The situation in eastern Ukraine is forcing people to leave their homes, the men and women who are able to work are forced to look for jobs in strange cities, elderly people are forced to seek help from relatives, and children with disabilities are left to rely on people with a big heart who care enough to help.
The special secondary boarding school in Lugansk Oblast which is currently under the control of the terrorists has become a home for special needs children as well as a home for ordinary children whom the war has deprived of their family home. Because their families don’t have the means to provide heat or food for their children they are forced to place them in the institution. At the moment 127 children are housed at the boarding school, 99 of whom are children with disabilities, including autistic children.
The home did not escape the war. Local people say there is no heat in the home because all the coal has been used up. The supply of food has dwindled to minimal rations for the children. The flour is gone, and so is the sunflower oil. Fruits and fresh vegetables have all been eaten. The children have had to subsist on macaroni, oats and stale vegetables.
According to recent information the terrorist administration has stopped asking the government in Kyiv to continue supplying the boarding school with heat and provisions. The school is under the jurisdiction of the government in Kyiv.
Thanks to the the efforts of the local people a supply of coal for the boarding school has been found and humanitarian aid has been taken up by human rights activists in Kyiv and Cherkasy oblasts. The Ukrainian Orthodox (Kyiv Patriachate) Charitable Fund “Second Front” together with a number of other organizations and activists have taken on the challenge of helping supply the Perevalsk Regional Boarding School with food products.

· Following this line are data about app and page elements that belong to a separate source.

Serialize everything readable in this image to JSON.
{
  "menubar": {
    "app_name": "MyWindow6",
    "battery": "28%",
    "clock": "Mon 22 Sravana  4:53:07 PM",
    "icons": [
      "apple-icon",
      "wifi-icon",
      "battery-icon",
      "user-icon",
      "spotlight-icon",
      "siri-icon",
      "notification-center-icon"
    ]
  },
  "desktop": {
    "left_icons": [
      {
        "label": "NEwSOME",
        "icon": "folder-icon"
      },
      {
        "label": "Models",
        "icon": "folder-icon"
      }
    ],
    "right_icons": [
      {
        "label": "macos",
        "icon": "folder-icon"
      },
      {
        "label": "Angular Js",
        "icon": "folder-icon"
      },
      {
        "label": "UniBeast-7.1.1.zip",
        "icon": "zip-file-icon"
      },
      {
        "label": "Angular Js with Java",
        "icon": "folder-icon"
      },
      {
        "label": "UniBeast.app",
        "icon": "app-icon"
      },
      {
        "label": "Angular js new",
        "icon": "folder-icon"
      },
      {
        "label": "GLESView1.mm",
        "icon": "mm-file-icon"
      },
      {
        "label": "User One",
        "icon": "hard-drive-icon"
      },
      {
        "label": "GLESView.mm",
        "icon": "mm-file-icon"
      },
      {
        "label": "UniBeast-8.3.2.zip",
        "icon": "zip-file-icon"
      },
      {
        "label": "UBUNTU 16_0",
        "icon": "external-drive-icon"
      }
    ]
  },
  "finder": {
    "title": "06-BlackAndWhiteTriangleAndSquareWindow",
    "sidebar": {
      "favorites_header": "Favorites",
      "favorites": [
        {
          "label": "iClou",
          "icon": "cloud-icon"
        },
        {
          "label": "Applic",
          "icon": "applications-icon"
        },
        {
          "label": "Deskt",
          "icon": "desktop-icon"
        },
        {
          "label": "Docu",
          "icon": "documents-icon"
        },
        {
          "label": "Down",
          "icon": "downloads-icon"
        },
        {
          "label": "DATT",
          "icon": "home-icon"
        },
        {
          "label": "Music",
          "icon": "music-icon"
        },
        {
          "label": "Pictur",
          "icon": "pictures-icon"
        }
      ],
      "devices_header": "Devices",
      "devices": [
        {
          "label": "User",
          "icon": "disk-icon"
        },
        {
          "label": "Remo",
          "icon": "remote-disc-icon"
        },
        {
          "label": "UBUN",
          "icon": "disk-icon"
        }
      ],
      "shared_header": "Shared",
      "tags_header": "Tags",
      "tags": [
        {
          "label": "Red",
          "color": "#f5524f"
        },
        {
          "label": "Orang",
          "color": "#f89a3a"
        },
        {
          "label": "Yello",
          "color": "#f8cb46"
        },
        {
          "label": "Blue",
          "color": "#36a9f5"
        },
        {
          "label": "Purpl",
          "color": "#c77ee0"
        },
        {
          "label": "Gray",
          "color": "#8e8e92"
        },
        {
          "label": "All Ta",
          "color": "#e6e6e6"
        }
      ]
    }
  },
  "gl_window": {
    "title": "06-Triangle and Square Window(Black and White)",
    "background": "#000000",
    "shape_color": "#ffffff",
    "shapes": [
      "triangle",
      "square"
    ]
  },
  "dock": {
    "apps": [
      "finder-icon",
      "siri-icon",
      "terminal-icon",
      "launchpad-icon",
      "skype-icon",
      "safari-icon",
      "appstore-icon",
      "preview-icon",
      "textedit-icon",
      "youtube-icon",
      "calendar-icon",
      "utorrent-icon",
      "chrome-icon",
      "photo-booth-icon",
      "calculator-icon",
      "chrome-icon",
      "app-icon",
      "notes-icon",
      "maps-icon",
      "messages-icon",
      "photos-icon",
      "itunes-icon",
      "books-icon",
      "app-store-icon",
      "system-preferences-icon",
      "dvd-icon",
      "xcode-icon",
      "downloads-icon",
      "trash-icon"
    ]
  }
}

Humanitarian aid has been collected for the time being. Svitlana, an activist from Horodyshche described the elderly and the local youth bringing in food products and items of daily necessities for the children. Locally produced canned fish and meat, fruits and vegetables, delicacies from Cherkasy, and even sweets were donated. Kind words and wishes for peace and good health for the children who are forced to live in a place that is in the midst of war were heard all day. Everyone was loving and caring and behaved as if the destiny of the cherished children was in their hands.
It took two days and nights to deliver the supplies from Horodyshche. War-torn roads and long stops at checkpoints slowed the progress of the laden vehicles. An agreement had been reached by both sides of the conflict to let the supplies pass through. Getting the humanitarian aid to the disabled children was of the utmost importance. Despite all the difficulties approximately 13 tons of food supplies were delivered.
This particular instance proved to be successful. The children are guaranteed a vital supply of food products.
A rhetorical question remains: where is the government? why isn’t the government performing its duty in guaranteeing the wellbeing of the children at the boarding school, and who will be answering for the disabled children who were left cold and hungry in the occupied zone of Lugansk Oblast?
The problem of evacuating the children from the war zone has come to the fore. Responsibility for their fate has to be delegated. Who will feed and clothe the disabled children – the terrorists of the LPR or of the DPR? The volunteers from Ukraine? Why is the problem not discussed on the federal level? There are so many of those hungry children in the war zone the government has forgotten! The volunteers do not have the capability to take on such a huge responsibility.
The above questions will be raised and discussed at the press conference that will take place on Monday, December 29, 2014 at 11:30 o’clock at the Ukrainian Crisis Media Center, Hotel Ukraina, 3rd floor, 4 Instytuyska Street, Kyiv.
The following are slated to speak: Maksym Potapchuk – volunteer and civic activist; Ekaterina Kirillova – Executive Director of the Charitable Fund “Second Front”; Svetlana Iatsenko – volunteer, Assistant to the Minister of Culture; Father Serhei Dmitriev – Deputy Head of Social Services under the Church Council of the Kyiv Patriarchate of the Ukrainian Orthodox Church; Svitlana Vorotylo – civic activist; Aleksandr Malanchenko – Co-Director of the “Ukrainian Aid Organization for the Internally Displaced.”